There's a reason that this book has received so many gleaming reviews and is celebrated by so many. In ten days I was transported to 1930s Nazi Germany and fell in love with the story of Liesel Meminger, the book thief.
Firstly, we're introduced to Death. He explains that he is tired of his job and in desperate need of a holiday, but who else would carry the souls the same way that he could? In order to avoid distractions, he rarely looks down at the people who are left behind. The worst part of his job is not collecting the souls of the dead, but glancing down at the pain-stricken family and friends who have been left to grieve.
He prefers to look at the colour of the sky, until he meets Liesel and steals her notebook. The young girls spirit and passion for words enchants him and he retells her story. Liesel has already seen more than any ten year old should have. The death of her brother haunts her, providing her with the most epic and frightening nightmares.
Her mother gives her up to a foster family, due to her ill-health and she is never seen or heard from again. Although her new carers love Liesel, there's still something missing. Set in Germany in 1939, she is apart of the Hitler Youth and the majority of the nation has been brainwashed by the words of Hitler.
This novel explores the beauty and the power that words can have. They can control a whole nation, but they can awaken people, too. Liesel finds her place and purpose in words and begins stealing novels. First to help her to read and then to offer an escape. They will eventually lead her into telling her own story.
Markus introduces a wide range of characters and families. Each with their own problems and each psychologically whole. It can often be difficult for an author to include so many different characters and have the reader keep up, but he does this flawlessly. Liesel's relationships with her Papa, her best friend, Rudy and Jewish boy, Max become central to the story. It's wonderful to see each one unfold and develop.
It's a strange mix of humour, devastation and hope. You'll feel a wide scope of emotions when reading this novel.

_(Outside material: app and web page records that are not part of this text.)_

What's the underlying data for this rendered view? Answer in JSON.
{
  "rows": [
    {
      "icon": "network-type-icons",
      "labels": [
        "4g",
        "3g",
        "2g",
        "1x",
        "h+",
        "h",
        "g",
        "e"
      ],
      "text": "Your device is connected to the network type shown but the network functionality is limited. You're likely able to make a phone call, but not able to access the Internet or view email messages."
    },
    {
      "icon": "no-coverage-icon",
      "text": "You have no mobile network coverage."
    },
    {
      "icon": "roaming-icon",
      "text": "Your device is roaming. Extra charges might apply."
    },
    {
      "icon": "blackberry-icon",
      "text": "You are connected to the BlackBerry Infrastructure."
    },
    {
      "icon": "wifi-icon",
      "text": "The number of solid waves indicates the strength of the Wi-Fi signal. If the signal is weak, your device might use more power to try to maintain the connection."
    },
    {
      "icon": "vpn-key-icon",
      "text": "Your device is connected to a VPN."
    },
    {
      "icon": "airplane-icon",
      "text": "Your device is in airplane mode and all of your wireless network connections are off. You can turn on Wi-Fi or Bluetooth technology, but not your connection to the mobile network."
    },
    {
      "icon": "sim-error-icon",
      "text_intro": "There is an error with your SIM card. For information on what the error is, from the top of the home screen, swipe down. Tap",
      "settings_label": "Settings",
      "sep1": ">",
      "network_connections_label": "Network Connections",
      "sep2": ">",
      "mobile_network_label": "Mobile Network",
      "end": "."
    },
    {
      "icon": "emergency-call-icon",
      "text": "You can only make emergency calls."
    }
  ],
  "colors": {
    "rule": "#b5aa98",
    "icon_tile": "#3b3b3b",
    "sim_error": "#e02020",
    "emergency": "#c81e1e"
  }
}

I cried because I was heartbroken, but I also cried because I was relieved. (Disclaimer: there was a lot of crying!)
Have you read The Book Thief? What did you think?